Percentage-based Margin and Size Layouts in Android Development

Percentage-based Margin and Size Layouts in Android Development Image

As an Android developer with a background in web development, the first thing that I noticed designing user interfaces for Android apps was that there is no screen-related relative dimensions. Developers may say there is a ViewGroup called RelativeLayout, which as the name implies, is relative. However, this layout only helps you to have views to have positions relative to each other inside that RelativeLayout. What if we want our views to have position or size relative to the entire layout?

If you are familiar with web development and CSS you know how easy it is to use percent for the problem we described in the previous paragraph. As you can see it is really easy in CSS to define how large you want your view to be. I have been longing for this feature in Android and recently, Google introduced that in one of their support libraries: Percent Support Library. Using this library, developers can overcome so many issues they used to have designing user interfaces for different devices with different screen sizes. Moreover, it aids developers in allowing them to remove redundant layouts they needed to achieve a simple design. For example, suppose we want to design an app with the following screen.
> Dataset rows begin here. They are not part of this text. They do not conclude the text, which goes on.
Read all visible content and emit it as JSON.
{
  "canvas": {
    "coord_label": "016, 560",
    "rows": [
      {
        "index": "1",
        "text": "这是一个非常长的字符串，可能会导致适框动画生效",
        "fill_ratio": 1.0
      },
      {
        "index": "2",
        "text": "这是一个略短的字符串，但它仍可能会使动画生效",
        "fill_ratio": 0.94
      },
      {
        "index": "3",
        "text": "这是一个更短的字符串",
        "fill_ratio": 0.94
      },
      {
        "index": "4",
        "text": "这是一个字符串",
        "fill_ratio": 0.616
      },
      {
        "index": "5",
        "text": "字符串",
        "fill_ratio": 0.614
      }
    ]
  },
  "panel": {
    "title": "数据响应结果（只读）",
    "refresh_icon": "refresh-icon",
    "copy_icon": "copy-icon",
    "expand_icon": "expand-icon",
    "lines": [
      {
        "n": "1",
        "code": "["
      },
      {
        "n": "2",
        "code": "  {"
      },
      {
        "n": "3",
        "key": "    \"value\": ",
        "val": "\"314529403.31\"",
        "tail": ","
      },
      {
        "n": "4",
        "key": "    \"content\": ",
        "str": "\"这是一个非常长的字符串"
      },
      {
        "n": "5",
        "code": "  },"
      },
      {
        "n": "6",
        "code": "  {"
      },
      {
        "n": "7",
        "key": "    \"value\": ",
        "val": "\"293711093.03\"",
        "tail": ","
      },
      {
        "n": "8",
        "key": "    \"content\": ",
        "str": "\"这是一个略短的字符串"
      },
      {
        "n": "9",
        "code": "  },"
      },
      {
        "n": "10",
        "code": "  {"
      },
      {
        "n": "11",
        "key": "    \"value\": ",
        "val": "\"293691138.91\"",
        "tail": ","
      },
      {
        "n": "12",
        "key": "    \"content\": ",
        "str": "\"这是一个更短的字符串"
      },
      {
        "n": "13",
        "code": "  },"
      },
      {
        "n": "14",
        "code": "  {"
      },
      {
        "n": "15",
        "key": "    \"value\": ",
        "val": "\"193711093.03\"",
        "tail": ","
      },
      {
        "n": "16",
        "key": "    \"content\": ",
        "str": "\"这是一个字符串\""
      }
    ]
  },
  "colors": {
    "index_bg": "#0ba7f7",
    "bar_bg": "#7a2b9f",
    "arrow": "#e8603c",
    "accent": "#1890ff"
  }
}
This design has two specific characteristics that make it a little bit challenging to be designed using RelativeLayout. First, the song-related content that we have on this screen is not centered vertically. And second, the “Next” button at the bottom of the screen has a width of half of the screen (or has margin of a quarter of screen on each side).

If we want to design this screen using a combination of both RelativeLayout and LinearLayout, there are a couple of approaches that we can adopt to make the design fit perfectly for both portrait and landscape orientation and phones with different sizes.

The first approach would be defining several layout files for portrait and landscape orientations and different screen sizes. The other approach, which still may not perfectly serve the design part for the content, is that we define nested LinearLayouts to use its weight attribute. For example, for the “Next” button we have to define a LinearLayout that has only one child, which is the “Next” button, and has the attribute of wieghtSum which should be twice as much as the button’s weight. This has been the approach that Android developers previously had to use, but not anymore.


Here we show how we can use percentage-based margin and size in Android using Percent Support Library.

To be able to use this cool feature we have to add dependency to your app’s dependencies in the gradle file as follows:

dependencies {
compile fileTree(dir: 'libs', include: ['*.jar'])
compile ''
compile ''

After that, the container you want to have should be PercentRelativeLayout. That is, in the layout xml file you have to have

And there you have it. Any views that you may add to this layout can make use of the percent feature that we discussed in this blog post.

For example, the Artist TextView that we had in the previous screenshots would be defined as follows.

android:text="Artist: Artist"

In the TextView definition above, app:layout_marginTopPercent says that the TextView should have a top margin of 25 percents of its container, which in this case is the whole screen.

And more interestingly, our “Next” button can be defined as follows.


Utilizing this feature, we can eliminate a redundant layout of LinearLayout and added only one attribute to the Button view: app:layout_widthPercent.

In conclusion, this library makes developers’ and designers’ life easier by spending less time thinking about how to implement a certain design. Moreover, it can help the app’s performance since we remove the nested layouts and added only a few attributes to some views.